Data items

+===+

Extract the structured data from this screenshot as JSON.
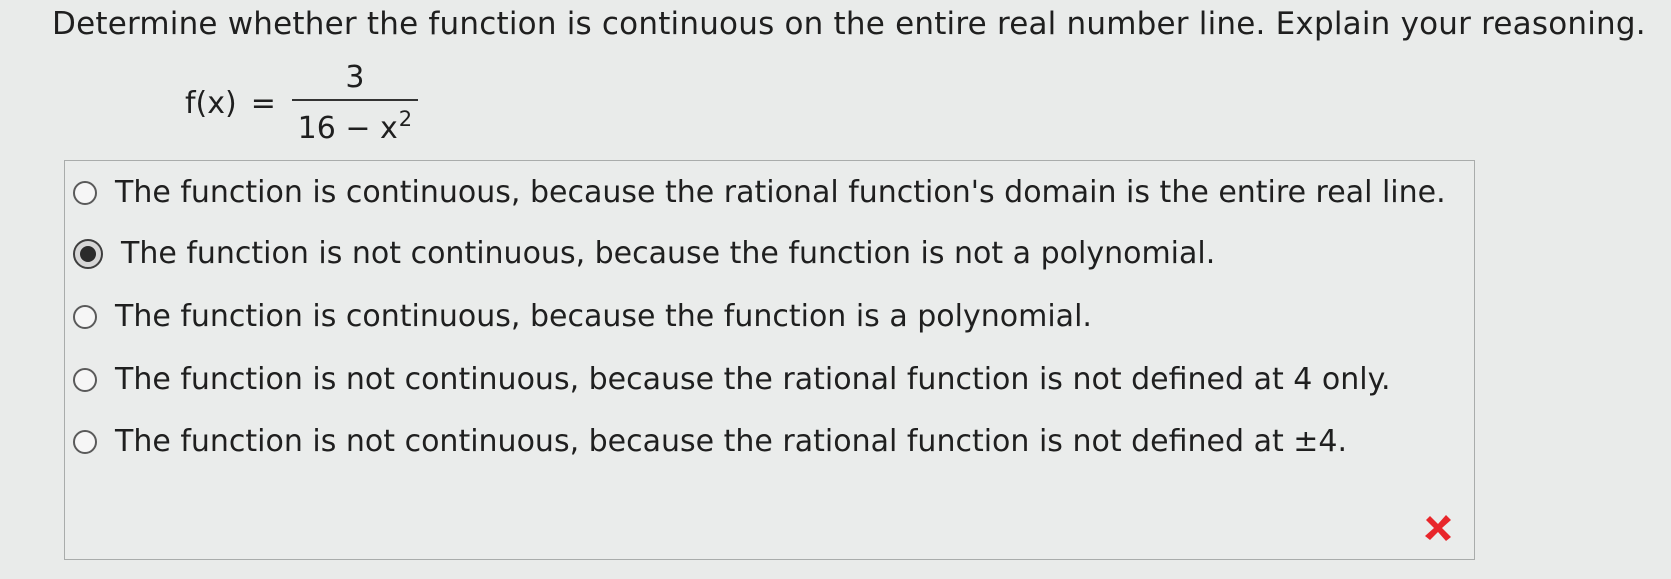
{
  "question": {
    "prompt": "Determine whether the function is continuous on the entire real number line. Explain your reasoning.",
    "formula": {
      "lhs": "f(x)",
      "eq": "=",
      "numerator": "3",
      "denominator_base": "16 − x",
      "denominator_exp": "2"
    }
  },
  "choices": [
    {
      "label": "The function is continuous, because the rational function's domain is the entire real line.",
      "selected": false
    },
    {
      "label": "The function is not continuous, because the function is not a polynomial.",
      "selected": true
    },
    {
      "label": "The function is continuous, because the function is a polynomial.",
      "selected": false
    },
    {
      "label": "The function is not continuous, because the rational function is not defined at 4 only.",
      "selected": false
    },
    {
      "label": "The function is not continuous, because the rational function is not defined at ±4.",
      "selected": false
    }
  ],
  "feedback": {
    "icon": "x-mark-icon",
    "color": "#e8262b"
  }
}
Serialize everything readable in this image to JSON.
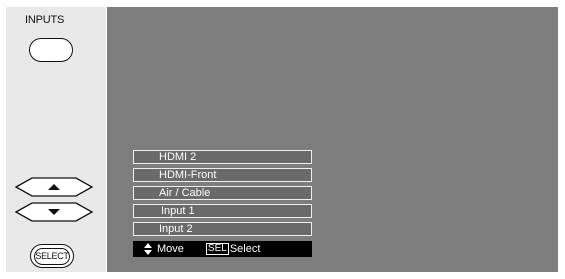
{
  "remote": {
    "inputs_label": "INPUTS",
    "select_label": "SELECT"
  },
  "menu": {
    "items": [
      {
        "label": "HDMI 2"
      },
      {
        "label": "HDMI-Front"
      },
      {
        "label": "Air / Cable"
      },
      {
        "label": "Input 1"
      },
      {
        "label": "Input 2"
      }
    ]
  },
  "help_bar": {
    "move_label": "Move",
    "sel_key": "SEL",
    "select_label": "Select"
  },
  "colors": {
    "screen_bg": "#7d7d7d",
    "menu_item_bg": "#6a6a6a",
    "help_bar_bg": "#000000",
    "panel_bg": "#e9e9e9"
  },
  "icons": {
    "up": "up-arrow-icon",
    "down": "down-arrow-icon",
    "updown": "up-down-arrows-icon"
  }
}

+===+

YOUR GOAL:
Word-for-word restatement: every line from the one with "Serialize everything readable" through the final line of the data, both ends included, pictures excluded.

SOLUTION FOR THIS PROBLEM:
Serialize everything readable in this image to JSON.
{
  "remote": {
    "inputs_label": "INPUTS",
    "select_label": "SELECT"
  },
  "menu": {
    "items": [
      {
        "label": "HDMI 2"
      },
      {
        "label": "HDMI-Front"
      },
      {
        "label": "Air / Cable"
      },
      {
        "label": "Input 1"
      },
      {
        "label": "Input 2"
      }
    ]
  },
  "help_bar": {
    "move_label": "Move",
    "sel_key": "SEL",
    "select_label": "Select"
  },
  "colors": {
    "screen_bg": "#7d7d7d",
    "menu_item_bg": "#6a6a6a",
    "help_bar_bg": "#000000",
    "panel_bg": "#e9e9e9"
  },
  "icons": {
    "up": "up-arrow-icon",
    "down": "down-arrow-icon",
    "updown": "up-down-arrows-icon"
  }
}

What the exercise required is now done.